Segment Start: SUPPLIED DATA
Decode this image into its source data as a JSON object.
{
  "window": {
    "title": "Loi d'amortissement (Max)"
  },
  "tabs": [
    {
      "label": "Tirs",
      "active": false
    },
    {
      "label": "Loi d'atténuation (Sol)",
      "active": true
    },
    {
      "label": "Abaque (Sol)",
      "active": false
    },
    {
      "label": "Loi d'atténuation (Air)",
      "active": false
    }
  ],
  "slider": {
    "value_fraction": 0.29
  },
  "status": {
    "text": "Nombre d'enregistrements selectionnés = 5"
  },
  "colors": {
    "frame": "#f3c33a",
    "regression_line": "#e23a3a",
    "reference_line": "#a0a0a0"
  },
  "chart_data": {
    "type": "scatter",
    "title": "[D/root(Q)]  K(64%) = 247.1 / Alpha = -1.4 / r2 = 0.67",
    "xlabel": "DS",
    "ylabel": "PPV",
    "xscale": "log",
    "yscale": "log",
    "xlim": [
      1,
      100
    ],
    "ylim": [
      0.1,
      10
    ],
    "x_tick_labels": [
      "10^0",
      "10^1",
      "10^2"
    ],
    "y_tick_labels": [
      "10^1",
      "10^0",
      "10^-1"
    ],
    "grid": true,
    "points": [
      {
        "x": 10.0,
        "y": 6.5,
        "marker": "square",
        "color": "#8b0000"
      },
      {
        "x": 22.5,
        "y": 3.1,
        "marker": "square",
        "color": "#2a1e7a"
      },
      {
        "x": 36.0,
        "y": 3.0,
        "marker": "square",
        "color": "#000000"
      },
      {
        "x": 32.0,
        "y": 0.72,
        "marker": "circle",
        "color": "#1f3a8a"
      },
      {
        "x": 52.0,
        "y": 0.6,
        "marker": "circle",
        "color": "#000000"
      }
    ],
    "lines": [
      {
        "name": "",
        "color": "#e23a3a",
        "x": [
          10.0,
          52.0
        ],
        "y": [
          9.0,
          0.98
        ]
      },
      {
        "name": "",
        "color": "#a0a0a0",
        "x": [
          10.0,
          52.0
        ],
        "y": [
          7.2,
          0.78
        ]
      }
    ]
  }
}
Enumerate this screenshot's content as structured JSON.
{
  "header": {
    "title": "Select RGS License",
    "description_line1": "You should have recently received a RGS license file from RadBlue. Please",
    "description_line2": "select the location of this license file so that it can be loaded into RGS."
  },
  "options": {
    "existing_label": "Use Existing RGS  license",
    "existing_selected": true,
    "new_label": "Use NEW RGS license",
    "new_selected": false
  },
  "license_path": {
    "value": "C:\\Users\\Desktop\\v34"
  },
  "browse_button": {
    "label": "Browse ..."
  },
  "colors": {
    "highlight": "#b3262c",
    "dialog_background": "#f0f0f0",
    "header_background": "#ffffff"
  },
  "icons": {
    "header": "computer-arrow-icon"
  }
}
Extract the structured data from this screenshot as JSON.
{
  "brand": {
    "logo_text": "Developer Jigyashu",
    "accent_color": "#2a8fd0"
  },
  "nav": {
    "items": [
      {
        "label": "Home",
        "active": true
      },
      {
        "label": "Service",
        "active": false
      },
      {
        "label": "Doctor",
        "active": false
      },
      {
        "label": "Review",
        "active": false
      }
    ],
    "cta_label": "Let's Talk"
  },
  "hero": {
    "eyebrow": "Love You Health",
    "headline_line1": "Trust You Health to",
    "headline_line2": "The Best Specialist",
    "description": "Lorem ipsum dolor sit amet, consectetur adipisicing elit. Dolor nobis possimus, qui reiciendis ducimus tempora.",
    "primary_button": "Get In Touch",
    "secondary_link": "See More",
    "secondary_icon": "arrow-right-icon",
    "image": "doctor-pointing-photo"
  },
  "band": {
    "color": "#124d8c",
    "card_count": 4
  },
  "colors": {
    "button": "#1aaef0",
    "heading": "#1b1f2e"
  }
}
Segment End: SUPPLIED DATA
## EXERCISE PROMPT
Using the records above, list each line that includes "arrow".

## TASK OUTPUT
    "header": "computer-arrow-icon"
    "secondary_icon": "arrow-right-icon",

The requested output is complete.